Cummer Museum Resolves Ownership Claim Over Nazi Looted Painting
Nearly 70 years after the end of World War II, the art world still is reeling from the effects of Nazi looting of artworks and other cultural property.From 1933 through the end of World War II in 1945, the Nazi regime systematically pillaged cultural property and artworks throughout continental Europe. Some of their loot was sold to fund Nazi-related activities, some became the property of senior party officials, and some pieces were destroyed.
After the war, tens of thousands of confiscated objects were recovered by Allied Forces — an effort documented in the recent George Clooney film The Monuments Men.

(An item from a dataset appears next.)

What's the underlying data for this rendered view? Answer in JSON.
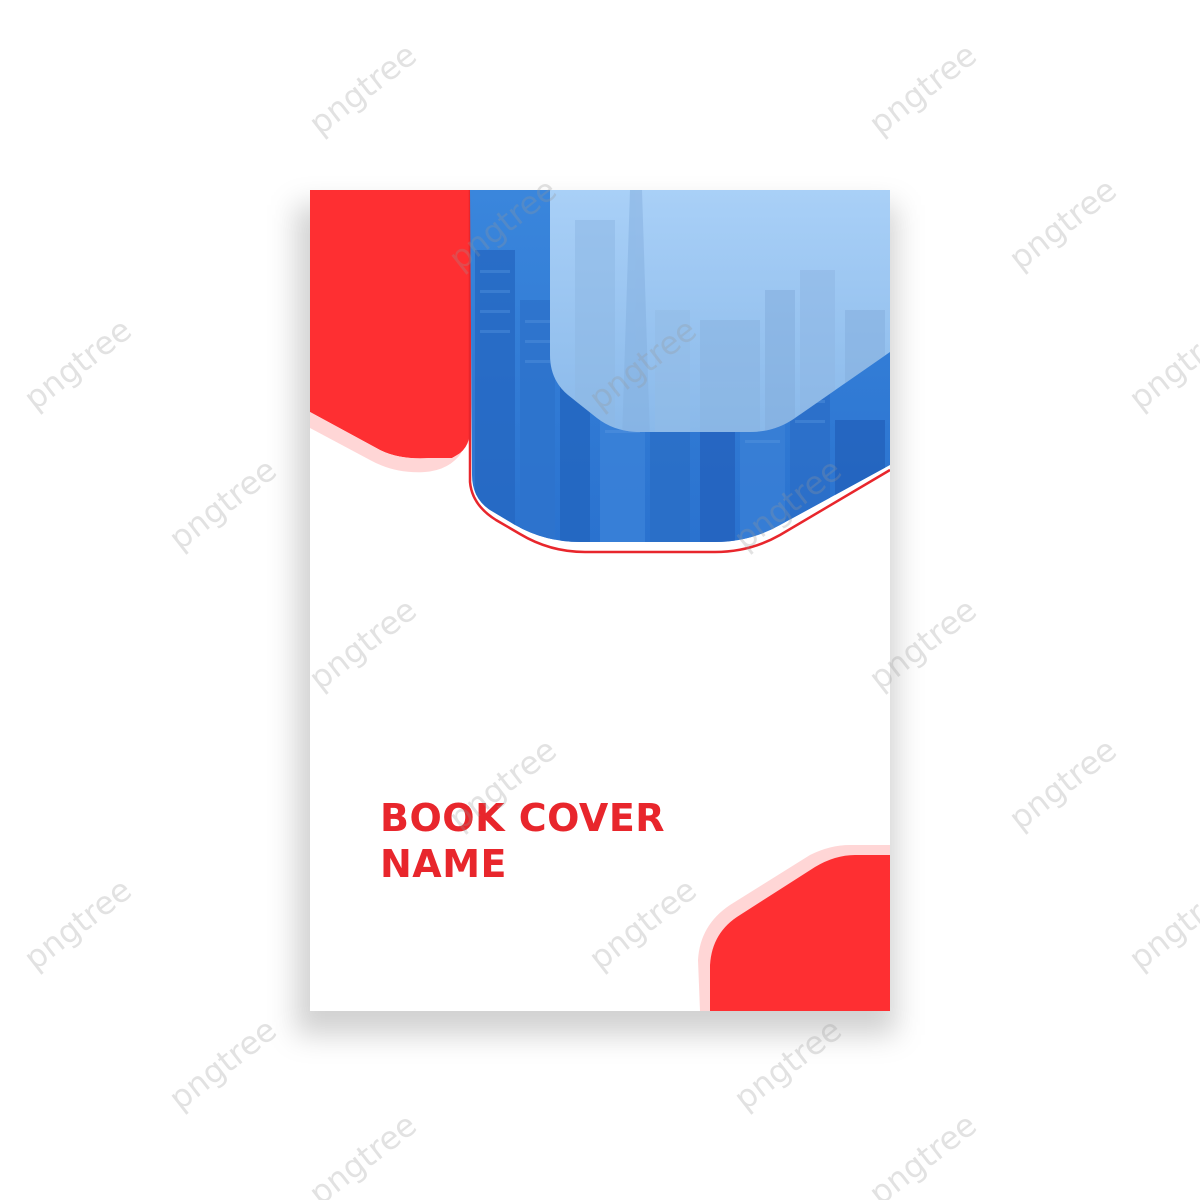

To this day, museums and individual collectors still struggle to verify the proper ownership of works of art that changed hands during these years.
Against this backdrop, Jacksonville’s Cummer Museum of Art & Gardens has an exciting announcement, the resolution of a claim regarding a Nazi-era looting of a painting purchased by the museum back in 1962.
Museum Director Hope McMath and Chief Curator Holly Keris joined Melissa Ross with more on the piece, painted by 17th century Dutch master Jacques de Claeuw.
You can follow Melissa Ross on Twitter @MelissainJax.